In spite of this, do you think there still are the successors of Jerzy Giedroyc and Jacek Kuron in Poland?

“Undoubtedly, such people do exist, but, unfortunately, they usually represent civil society and intellectual circles and have rather a limited impact on the sociopolitical situation in the country. The vast majority of those in power are people of right-wing populist views who closely follow the moods of the ‘street political beau monde’ which is guided by emotions rather than reason.”

Tellingly, the ruling party’s rating is not falling

“It is not falling, it is even growing. It’s quite unexpected because an election is usually followed by a year of some disappointment. Obviously, Polish politicians are playing very skillfully on societal moods, especially when it comes to history. Immersion into history is much more typical of Polish, rather than Ukrainian, society. The Ukrainians show much less interest in history. On the one hand, it is bad because, as a result, we know it less. On the other hand, this may be somewhat positive, taking into account that historical questions are now an integral part of politics in today’s Poland. Polish politicians managed to tempt society with simple answers to complicated historical questions. There was a demand in Polish society for feeling as a victim of history to whom everything is allowed. Positioning oneself as a victim of history has been a characteristic feature of Polish mentality since ancient times.”

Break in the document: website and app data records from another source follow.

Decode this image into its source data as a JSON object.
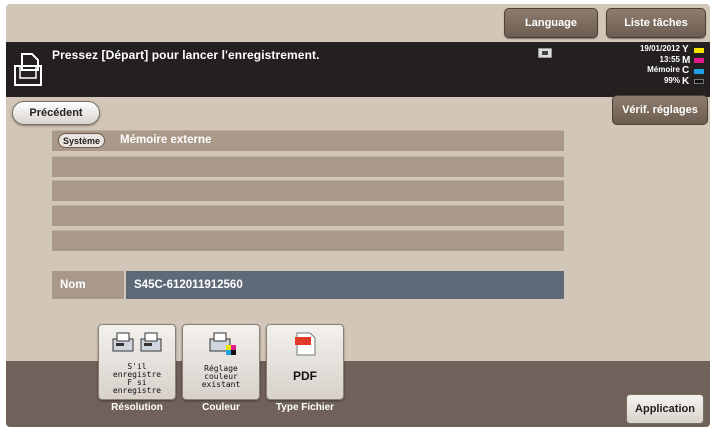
{
  "header": {
    "language_label": "Language",
    "job_list_label": "Liste tâches"
  },
  "message_bar": {
    "message": "Pressez [Départ] pour lancer l'enregistrement.",
    "date": "19/01/2012",
    "time": "13:55",
    "memory_label": "Mémoire",
    "memory_value": "99%",
    "toner": [
      {
        "letter": "Y",
        "color": "#f2e600"
      },
      {
        "letter": "M",
        "color": "#e0188c"
      },
      {
        "letter": "C",
        "color": "#1fa0e0"
      },
      {
        "letter": "K",
        "color": "#222222"
      }
    ]
  },
  "nav": {
    "back_label": "Précédent",
    "check_settings_label": "Vérif. réglages"
  },
  "path_list": {
    "system_badge": "Système",
    "path": "Mémoire externe"
  },
  "name_field": {
    "label": "Nom",
    "value": "S45C-612011912560"
  },
  "functions": [
    {
      "icon": "resolution-icon",
      "lines": [
        "S'il",
        "enregistre",
        "F si",
        "enregistre"
      ],
      "label": "Résolution"
    },
    {
      "icon": "color-icon",
      "lines": [
        "Réglage",
        "couleur",
        "existant"
      ],
      "label": "Couleur"
    },
    {
      "icon": "pdf-icon",
      "value": "PDF",
      "label": "Type Fichier"
    }
  ],
  "application_label": "Application"
}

Do you share the opinion that, in spite of the aforesaid, there is no alternative to a dialog and mutual understanding based on mutual respect?

“There is no alternative indeed to a dialog and cooperation, for a refusal to do so can only prompt the aggressive eastern neighbor to swallow up both countries. It is sad that we are having problems today with the Polish force that ran for power under the slogan of a threat from Russia. But now that this threat is real, they pretend not to notice it and are simulating a threat on the part of Ukraine. But I am convinced that it is a temporary thing. Poland is a country with an ancient culture and long-established democratic traditions, and it will manage to ‘outgrow’ this leadership and cultivate the forces that will be ready to hold out their hand to Ukrainians.”

By Ihor SIUNDIUKOV, Roman GRYVINSKYI, The Day. Photo by Ruslan KANIUKA, The Day